Exercise — Copy each line of the data below, character for character.
── Given records
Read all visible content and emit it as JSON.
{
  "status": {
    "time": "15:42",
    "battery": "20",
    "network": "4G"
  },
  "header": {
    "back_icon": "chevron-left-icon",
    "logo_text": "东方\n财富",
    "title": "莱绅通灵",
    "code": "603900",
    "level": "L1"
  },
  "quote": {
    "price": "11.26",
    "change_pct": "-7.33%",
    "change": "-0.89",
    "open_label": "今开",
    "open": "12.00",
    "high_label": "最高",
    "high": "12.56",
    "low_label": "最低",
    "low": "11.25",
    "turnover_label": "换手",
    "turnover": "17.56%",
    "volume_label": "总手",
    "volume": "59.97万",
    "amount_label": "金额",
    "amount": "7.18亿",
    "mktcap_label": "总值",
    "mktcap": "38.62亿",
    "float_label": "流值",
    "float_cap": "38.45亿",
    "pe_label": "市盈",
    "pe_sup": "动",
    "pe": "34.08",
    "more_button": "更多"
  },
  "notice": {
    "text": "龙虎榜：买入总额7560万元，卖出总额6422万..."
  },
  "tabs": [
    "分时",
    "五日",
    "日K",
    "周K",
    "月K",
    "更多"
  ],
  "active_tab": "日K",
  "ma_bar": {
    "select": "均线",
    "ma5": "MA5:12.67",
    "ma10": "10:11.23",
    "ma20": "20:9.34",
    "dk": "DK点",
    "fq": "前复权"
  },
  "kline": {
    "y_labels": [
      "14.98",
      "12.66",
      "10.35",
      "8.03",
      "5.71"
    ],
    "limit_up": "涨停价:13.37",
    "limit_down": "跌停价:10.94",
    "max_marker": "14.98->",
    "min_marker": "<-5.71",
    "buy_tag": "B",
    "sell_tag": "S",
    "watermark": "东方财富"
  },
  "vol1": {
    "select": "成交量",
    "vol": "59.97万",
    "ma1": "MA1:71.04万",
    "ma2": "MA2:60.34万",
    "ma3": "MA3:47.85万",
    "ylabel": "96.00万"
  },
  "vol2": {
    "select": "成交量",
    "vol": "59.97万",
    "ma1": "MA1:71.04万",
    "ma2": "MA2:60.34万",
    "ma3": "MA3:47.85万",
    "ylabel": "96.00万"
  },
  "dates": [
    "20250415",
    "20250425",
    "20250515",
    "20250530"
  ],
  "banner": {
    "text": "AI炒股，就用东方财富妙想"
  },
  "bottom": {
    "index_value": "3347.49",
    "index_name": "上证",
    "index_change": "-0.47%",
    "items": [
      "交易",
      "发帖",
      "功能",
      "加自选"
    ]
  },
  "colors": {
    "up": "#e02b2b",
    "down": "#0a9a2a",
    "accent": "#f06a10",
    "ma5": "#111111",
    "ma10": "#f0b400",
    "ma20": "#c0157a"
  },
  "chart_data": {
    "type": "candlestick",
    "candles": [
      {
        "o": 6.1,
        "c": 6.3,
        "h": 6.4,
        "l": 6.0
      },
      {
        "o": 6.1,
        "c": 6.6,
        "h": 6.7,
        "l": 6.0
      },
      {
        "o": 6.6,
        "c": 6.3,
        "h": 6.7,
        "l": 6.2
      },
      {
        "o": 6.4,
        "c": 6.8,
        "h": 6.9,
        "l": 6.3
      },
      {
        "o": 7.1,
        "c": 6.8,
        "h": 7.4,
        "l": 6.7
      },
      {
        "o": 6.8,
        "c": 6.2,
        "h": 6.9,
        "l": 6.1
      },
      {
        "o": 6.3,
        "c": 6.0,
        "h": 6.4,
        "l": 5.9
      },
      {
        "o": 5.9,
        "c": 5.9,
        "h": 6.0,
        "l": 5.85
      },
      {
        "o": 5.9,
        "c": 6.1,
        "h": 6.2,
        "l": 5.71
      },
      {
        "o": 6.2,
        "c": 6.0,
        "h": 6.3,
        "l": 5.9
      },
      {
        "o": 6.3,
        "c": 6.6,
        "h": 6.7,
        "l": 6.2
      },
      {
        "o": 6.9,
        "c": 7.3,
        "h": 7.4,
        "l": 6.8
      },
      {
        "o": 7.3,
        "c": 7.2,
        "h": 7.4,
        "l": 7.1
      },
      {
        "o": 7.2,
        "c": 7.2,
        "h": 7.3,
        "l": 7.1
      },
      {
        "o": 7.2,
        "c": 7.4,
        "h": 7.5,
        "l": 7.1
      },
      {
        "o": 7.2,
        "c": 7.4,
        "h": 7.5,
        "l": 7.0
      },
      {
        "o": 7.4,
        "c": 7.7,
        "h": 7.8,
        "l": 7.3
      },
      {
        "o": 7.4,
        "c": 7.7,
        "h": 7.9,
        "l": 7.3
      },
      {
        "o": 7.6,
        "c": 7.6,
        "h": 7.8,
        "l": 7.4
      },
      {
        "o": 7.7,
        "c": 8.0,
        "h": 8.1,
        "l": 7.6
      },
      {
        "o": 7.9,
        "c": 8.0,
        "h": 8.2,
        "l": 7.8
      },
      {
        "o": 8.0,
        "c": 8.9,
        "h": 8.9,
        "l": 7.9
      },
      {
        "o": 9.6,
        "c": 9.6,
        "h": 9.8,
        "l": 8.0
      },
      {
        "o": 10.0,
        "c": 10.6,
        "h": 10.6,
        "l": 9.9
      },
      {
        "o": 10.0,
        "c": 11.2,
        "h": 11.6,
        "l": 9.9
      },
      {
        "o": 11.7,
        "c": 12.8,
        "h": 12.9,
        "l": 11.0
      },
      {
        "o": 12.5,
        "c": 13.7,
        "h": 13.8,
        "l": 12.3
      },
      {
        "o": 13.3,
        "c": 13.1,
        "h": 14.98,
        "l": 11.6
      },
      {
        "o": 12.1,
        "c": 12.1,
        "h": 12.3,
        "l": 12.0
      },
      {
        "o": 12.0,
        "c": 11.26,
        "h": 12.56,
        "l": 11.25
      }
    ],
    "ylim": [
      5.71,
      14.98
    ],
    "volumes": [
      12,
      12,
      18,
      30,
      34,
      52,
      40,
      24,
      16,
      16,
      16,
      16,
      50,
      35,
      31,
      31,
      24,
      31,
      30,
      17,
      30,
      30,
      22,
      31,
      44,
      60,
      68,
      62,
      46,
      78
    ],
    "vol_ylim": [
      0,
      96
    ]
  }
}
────
Answer to the exercise —
Read all visible content and emit it as JSON.
{
  "status": {
    "time": "15:42",
    "battery": "20",
    "network": "4G"
  },
  "header": {
    "back_icon": "chevron-left-icon",
    "logo_text": "东方\n财富",
    "title": "莱绅通灵",
    "code": "603900",
    "level": "L1"
  },
  "quote": {
    "price": "11.26",
    "change_pct": "-7.33%",
    "change": "-0.89",
    "open_label": "今开",
    "open": "12.00",
    "high_label": "最高",
    "high": "12.56",
    "low_label": "最低",
    "low": "11.25",
    "turnover_label": "换手",
    "turnover": "17.56%",
    "volume_label": "总手",
    "volume": "59.97万",
    "amount_label": "金额",
    "amount": "7.18亿",
    "mktcap_label": "总值",
    "mktcap": "38.62亿",
    "float_label": "流值",
    "float_cap": "38.45亿",
    "pe_label": "市盈",
    "pe_sup": "动",
    "pe": "34.08",
    "more_button": "更多"
  },
  "notice": {
    "text": "龙虎榜：买入总额7560万元，卖出总额6422万..."
  },
  "tabs": [
    "分时",
    "五日",
    "日K",
    "周K",
    "月K",
    "更多"
  ],
  "active_tab": "日K",
  "ma_bar": {
    "select": "均线",
    "ma5": "MA5:12.67",
    "ma10": "10:11.23",
    "ma20": "20:9.34",
    "dk": "DK点",
    "fq": "前复权"
  },
  "kline": {
    "y_labels": [
      "14.98",
      "12.66",
      "10.35",
      "8.03",
      "5.71"
    ],
    "limit_up": "涨停价:13.37",
    "limit_down": "跌停价:10.94",
    "max_marker": "14.98->",
    "min_marker": "<-5.71",
    "buy_tag": "B",
    "sell_tag": "S",
    "watermark": "东方财富"
  },
  "vol1": {
    "select": "成交量",
    "vol": "59.97万",
    "ma1": "MA1:71.04万",
    "ma2": "MA2:60.34万",
    "ma3": "MA3:47.85万",
    "ylabel": "96.00万"
  },
  "vol2": {
    "select": "成交量",
    "vol": "59.97万",
    "ma1": "MA1:71.04万",
    "ma2": "MA2:60.34万",
    "ma3": "MA3:47.85万",
    "ylabel": "96.00万"
  },
  "dates": [
    "20250415",
    "20250425",
    "20250515",
    "20250530"
  ],
  "banner": {
    "text": "AI炒股，就用东方财富妙想"
  },
  "bottom": {
    "index_value": "3347.49",
    "index_name": "上证",
    "index_change": "-0.47%",
    "items": [
      "交易",
      "发帖",
      "功能",
      "加自选"
    ]
  },
  "colors": {
    "up": "#e02b2b",
    "down": "#0a9a2a",
    "accent": "#f06a10",
    "ma5": "#111111",
    "ma10": "#f0b400",
    "ma20": "#c0157a"
  },
  "chart_data": {
    "type": "candlestick",
    "candles": [
      {
        "o": 6.1,
        "c": 6.3,
        "h": 6.4,
        "l": 6.0
      },
      {
        "o": 6.1,
        "c": 6.6,
        "h": 6.7,
        "l": 6.0
      },
      {
        "o": 6.6,
        "c": 6.3,
        "h": 6.7,
        "l": 6.2
      },
      {
        "o": 6.4,
        "c": 6.8,
        "h": 6.9,
        "l": 6.3
      },
      {
        "o": 7.1,
        "c": 6.8,
        "h": 7.4,
        "l": 6.7
      },
      {
        "o": 6.8,
        "c": 6.2,
        "h": 6.9,
        "l": 6.1
      },
      {
        "o": 6.3,
        "c": 6.0,
        "h": 6.4,
        "l": 5.9
      },
      {
        "o": 5.9,
        "c": 5.9,
        "h": 6.0,
        "l": 5.85
      },
      {
        "o": 5.9,
        "c": 6.1,
        "h": 6.2,
        "l": 5.71
      },
      {
        "o": 6.2,
        "c": 6.0,
        "h": 6.3,
        "l": 5.9
      },
      {
        "o": 6.3,
        "c": 6.6,
        "h": 6.7,
        "l": 6.2
      },
      {
        "o": 6.9,
        "c": 7.3,
        "h": 7.4,
        "l": 6.8
      },
      {
        "o": 7.3,
        "c": 7.2,
        "h": 7.4,
        "l": 7.1
      },
      {
        "o": 7.2,
        "c": 7.2,
        "h": 7.3,
        "l": 7.1
      },
      {
        "o": 7.2,
        "c": 7.4,
        "h": 7.5,
        "l": 7.1
      },
      {
        "o": 7.2,
        "c": 7.4,
        "h": 7.5,
        "l": 7.0
      },
      {
        "o": 7.4,
        "c": 7.7,
        "h": 7.8,
        "l": 7.3
      },
      {
        "o": 7.4,
        "c": 7.7,
        "h": 7.9,
        "l": 7.3
      },
      {
        "o": 7.6,
        "c": 7.6,
        "h": 7.8,
        "l": 7.4
      },
      {
        "o": 7.7,
        "c": 8.0,
        "h": 8.1,
        "l": 7.6
      },
      {
        "o": 7.9,
        "c": 8.0,
        "h": 8.2,
        "l": 7.8
      },
      {
        "o": 8.0,
        "c": 8.9,
        "h": 8.9,
        "l": 7.9
      },
      {
        "o": 9.6,
        "c": 9.6,
        "h": 9.8,
        "l": 8.0
      },
      {
        "o": 10.0,
        "c": 10.6,
        "h": 10.6,
        "l": 9.9
      },
      {
        "o": 10.0,
        "c": 11.2,
        "h": 11.6,
        "l": 9.9
      },
      {
        "o": 11.7,
        "c": 12.8,
        "h": 12.9,
        "l": 11.0
      },
      {
        "o": 12.5,
        "c": 13.7,
        "h": 13.8,
        "l": 12.3
      },
      {
        "o": 13.3,
        "c": 13.1,
        "h": 14.98,
        "l": 11.6
      },
      {
        "o": 12.1,
        "c": 12.1,
        "h": 12.3,
        "l": 12.0
      },
      {
        "o": 12.0,
        "c": 11.26,
        "h": 12.56,
        "l": 11.25
      }
    ],
    "ylim": [
      5.71,
      14.98
    ],
    "volumes": [
      12,
      12,
      18,
      30,
      34,
      52,
      40,
      24,
      16,
      16,
      16,
      16,
      50,
      35,
      31,
      31,
      24,
      31,
      30,
      17,
      30,
      30,
      22,
      31,
      44,
      60,
      68,
      62,
      46,
      78
    ],
    "vol_ylim": [
      0,
      96
    ]
  }
}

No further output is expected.